A Balanced Diet Creates a Healthy Hoof
By Carole Herder
“The secret of freedom lies in educating people, whereas the secret of tyranny lies in keeping them ignorant” – Maximilien Robespierre
Perhaps a little dramatic, but, in a way, totally accurate. I often speak about the power of knowledge and education and believe that the more we learn and the more we share good information, the better our lives and our horses lives will be.
For those readers new to this blog (and for those avid readers, here is a little reminder!), a natural diet, a natural environment and a natural trim are three pillars to good horse hoof care. An essential part of the diet is minerals, and these must not be forgotten about as only a combination of factors can produce the best possible hoof.
The hoof wall is about 93% protein and the key one here is keratin. The chemical structure of keratin differs depending on whether it makes up soft tissue or hard tissue, and this is what gives horses tough hoof walls alongside more elastic frogs. Deficiencies in protein can affect hoof growth and quality so here are some key points to remember:
• Zinc is needed for cell multiplication and the assembly of keratin.
• Copper is linked with the formation of connective tissues and this is a mineral that can be deficient in certain geological areas.
• A high forage diet should provide many vitamins, including biotin.
• Essential fatty acids, selenium and vitamin E are all also crucial
There are plenty of feed supplements you can buy to ensure your horse is getting the right dose of minerals, but be careful. Did you know that too much zinc can interfere with copper and too much copper can cause zinc deficiency? Too much phosphorous will inhibit calcium absorption and too much calcium will inhibit phosphorus absorption?
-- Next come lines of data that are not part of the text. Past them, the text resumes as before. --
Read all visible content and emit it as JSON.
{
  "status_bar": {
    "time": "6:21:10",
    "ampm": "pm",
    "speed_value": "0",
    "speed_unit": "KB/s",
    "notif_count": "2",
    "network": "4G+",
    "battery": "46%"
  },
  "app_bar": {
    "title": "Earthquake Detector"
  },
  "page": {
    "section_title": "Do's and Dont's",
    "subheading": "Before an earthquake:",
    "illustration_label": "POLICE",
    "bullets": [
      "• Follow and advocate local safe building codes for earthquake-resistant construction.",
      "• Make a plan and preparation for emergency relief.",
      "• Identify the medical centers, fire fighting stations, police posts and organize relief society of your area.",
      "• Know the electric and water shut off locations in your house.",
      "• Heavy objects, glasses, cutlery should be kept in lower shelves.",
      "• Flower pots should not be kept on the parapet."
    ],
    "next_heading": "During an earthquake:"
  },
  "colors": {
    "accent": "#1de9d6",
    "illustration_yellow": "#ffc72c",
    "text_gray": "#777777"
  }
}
If you are unsure of what, if any, minerals your horse is lacking or have other concerns about their diet, you can avail of an equine nutritionist who will assist with designing a balanced feeding program for your horse taking into account breed, age, workload, reproductive and health status. The program will focus on correct mineral intake and should include pasture/hay testing. A balanced diet is essential for health and performance in your horse.